**Task directions:** Copy out the lines below that hold the word "dollar".
****************************************
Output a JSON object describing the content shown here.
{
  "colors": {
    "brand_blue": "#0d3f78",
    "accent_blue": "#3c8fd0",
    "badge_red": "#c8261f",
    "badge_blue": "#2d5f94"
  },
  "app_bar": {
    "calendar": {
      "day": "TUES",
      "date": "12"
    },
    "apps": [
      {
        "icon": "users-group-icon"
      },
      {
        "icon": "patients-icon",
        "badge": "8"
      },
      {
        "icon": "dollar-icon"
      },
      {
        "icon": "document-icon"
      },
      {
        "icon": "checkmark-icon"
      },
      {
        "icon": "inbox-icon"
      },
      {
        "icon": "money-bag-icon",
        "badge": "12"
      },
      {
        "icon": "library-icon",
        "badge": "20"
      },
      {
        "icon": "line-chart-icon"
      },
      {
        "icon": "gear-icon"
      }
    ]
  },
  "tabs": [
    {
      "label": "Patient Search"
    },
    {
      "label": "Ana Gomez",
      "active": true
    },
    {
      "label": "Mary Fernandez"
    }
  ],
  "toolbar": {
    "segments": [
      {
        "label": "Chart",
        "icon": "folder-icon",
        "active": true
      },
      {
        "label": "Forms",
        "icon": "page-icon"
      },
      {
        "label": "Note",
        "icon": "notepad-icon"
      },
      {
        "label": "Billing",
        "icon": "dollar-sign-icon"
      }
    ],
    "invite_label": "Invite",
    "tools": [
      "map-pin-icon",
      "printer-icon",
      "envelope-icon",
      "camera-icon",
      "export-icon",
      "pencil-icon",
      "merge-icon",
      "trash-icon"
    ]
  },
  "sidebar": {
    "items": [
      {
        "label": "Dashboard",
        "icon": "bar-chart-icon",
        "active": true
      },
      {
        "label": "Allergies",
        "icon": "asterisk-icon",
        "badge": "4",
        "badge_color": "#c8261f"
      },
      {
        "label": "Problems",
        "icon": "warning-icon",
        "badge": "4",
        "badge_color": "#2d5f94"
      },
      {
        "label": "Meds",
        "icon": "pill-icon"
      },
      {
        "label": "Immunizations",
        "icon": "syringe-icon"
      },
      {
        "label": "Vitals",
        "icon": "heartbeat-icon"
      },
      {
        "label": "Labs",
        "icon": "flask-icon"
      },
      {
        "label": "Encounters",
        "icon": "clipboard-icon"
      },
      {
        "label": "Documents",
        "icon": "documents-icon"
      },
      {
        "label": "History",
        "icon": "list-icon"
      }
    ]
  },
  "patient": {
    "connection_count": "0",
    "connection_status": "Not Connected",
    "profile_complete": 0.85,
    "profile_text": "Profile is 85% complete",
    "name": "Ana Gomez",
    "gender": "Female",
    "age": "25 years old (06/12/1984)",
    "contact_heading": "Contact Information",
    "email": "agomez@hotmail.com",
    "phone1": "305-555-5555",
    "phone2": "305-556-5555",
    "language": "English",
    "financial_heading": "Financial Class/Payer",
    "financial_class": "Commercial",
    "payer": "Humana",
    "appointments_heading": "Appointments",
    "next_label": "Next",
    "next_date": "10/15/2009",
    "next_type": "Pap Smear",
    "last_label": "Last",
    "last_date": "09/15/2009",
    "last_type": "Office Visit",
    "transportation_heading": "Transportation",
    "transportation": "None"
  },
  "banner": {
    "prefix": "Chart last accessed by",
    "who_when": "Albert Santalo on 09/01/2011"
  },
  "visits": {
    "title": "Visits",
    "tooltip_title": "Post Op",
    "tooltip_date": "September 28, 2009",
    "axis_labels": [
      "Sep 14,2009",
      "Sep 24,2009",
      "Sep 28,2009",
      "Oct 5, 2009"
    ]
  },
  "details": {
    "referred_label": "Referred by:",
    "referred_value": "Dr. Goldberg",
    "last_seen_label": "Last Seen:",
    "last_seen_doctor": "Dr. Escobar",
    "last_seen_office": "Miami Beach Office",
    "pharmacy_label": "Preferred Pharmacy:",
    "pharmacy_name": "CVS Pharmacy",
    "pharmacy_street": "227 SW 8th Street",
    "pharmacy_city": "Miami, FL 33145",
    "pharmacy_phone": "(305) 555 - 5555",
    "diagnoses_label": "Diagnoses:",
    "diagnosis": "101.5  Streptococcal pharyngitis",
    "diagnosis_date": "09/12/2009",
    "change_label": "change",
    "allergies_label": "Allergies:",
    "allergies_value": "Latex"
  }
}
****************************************
**Output below:**
        "icon": "dollar-icon"
        "icon": "dollar-sign-icon"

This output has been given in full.